If you find yourself in dire straits in mid-ocean, a marine EPIRP can be a big help in getting you out of it. Used incorrectly though, one of these electronic devices can have the opposite effect, as this cautionary tale relates...
Some years ago were having a lunchtime beer in the yacht club bar with some pals, having taken a break from working on our boats.
We were building our wood-epoxy cutter Alacazam for long distance cruising and they were fitting out their Rival 38 for an Atlantic crossing. The topic of sea safety and survival arose...
One of their recent purchases, they told us, was an EPIRB.
I remember we were having to speak very loudly to make ourselves heard over the clatter of a helicopter hovering nearby.
We thought nothing of it at the time - after all this was Holes Bay in Poole Harbour, close to the home of the Royal Marines who were frequently charging around in choppers and fast landing craft - so we weren't too surprised by the presence of the helicopter.
But later that day our pals had a visit from Her Majesty's Coastguard...
"What, exactly, was the nature of your distress?" asked the Coastguard Officer.
The EPIRB beacon, still in one of the holdalls they had unpacked from their car and heaved aboard, had activated as a result of the rough treatment; hence the helicopter...
Protestations of innocence fell on deaf ears. The Coastguard Officer firmly but courteously explained that they could find themselves on the wrong end of a large fine - and confiscated their EPIRB to boot!
The EPIRB system, or Electronic Position Indicating Radio Beacon system to give it its full name, is a sub-system of the Global Maritime Distress and Safety System (GMDSS).
There are two types of beacons:~
These are linked to a specific vessel, allowing rescue agencies to look up its emergency information in a database.
When your EPIRB transmits, rescuers know who you are and can phone your emergency contacts to verify your itinerary.
These aren't just for marine use but can be used by hikers, kayakers, backpackers, climbers, pilots, river rafters and hunters as well as boaters.
A PLB is great insurance while exploring away from the mothership in your dinghy, and is a less-bulky EPIRB alternative for any small boat.
Artwork by Andrew Simpson
As so patently brought home to our chums, the EPIRB is used to alert search and rescue services in the event of an emergency. It does this by transmitting a coded message on the 406MHz distress frequency, which is relayed via satellite and earth stations to the nearest rescue coordination centre.

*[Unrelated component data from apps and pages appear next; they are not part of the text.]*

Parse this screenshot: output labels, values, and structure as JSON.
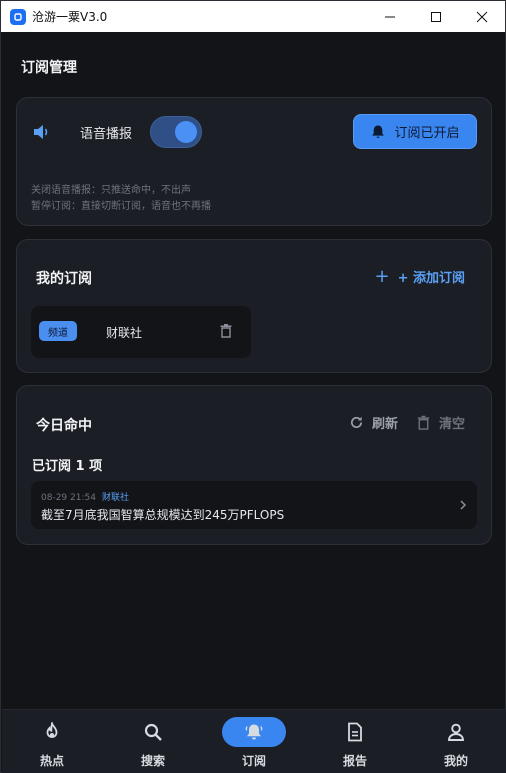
{
  "window": {
    "title": "沧游一粟V3.0"
  },
  "page": {
    "title": "订阅管理"
  },
  "settings_card": {
    "voice_label": "语音播报",
    "voice_enabled": true,
    "subscribe_button": "订阅已开启",
    "hint_1": "关闭语音播报：只推送命中，不出声",
    "hint_2": "暂停订阅：直接切断订阅，语音也不再播"
  },
  "my_subs": {
    "title": "我的订阅",
    "add_button": "+ 添加订阅",
    "items": [
      {
        "tag": "频道",
        "name": "财联社"
      }
    ]
  },
  "today_hits": {
    "title": "今日命中",
    "refresh_label": "刷新",
    "clear_label": "清空",
    "count_text": "已订阅 1 项",
    "news": [
      {
        "time": "08-29 21:54",
        "source": "财联社",
        "title": "截至7月底我国智算总规模达到245万PFLOPS"
      }
    ]
  },
  "tabbar": {
    "tabs": [
      {
        "label": "热点",
        "icon": "fire-icon"
      },
      {
        "label": "搜索",
        "icon": "search-icon"
      },
      {
        "label": "订阅",
        "icon": "bell-icon",
        "active": true
      },
      {
        "label": "报告",
        "icon": "document-icon"
      },
      {
        "label": "我的",
        "icon": "user-icon"
      }
    ]
  },
  "colors": {
    "accent": "#3a86f0",
    "background": "#121418",
    "card": "#1b1e24"
  }
}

Marine EPIRBs work with the COSPAS-SARSAT polar orbiting satellite network which provides true global coverage, and can determine the casualty's position by triangulation to within 3Nm - or just a few metres if fitted with a built-in GPS (Global Positioning System). Most units also have a secondary distress transmitter, which operates on the old 121.5MHz and is used for homing purposes.
When an EPIRB is first purchased it must be registered with HM Coastguard, who will create a unique 15-digit hexadecimal beacon identification code - the HEX ID - which records:~
The distress message transmitted by the EPIRB contains information such as:~
Marine EPIRBS are radio transmitters, and as such must be included on your radio license.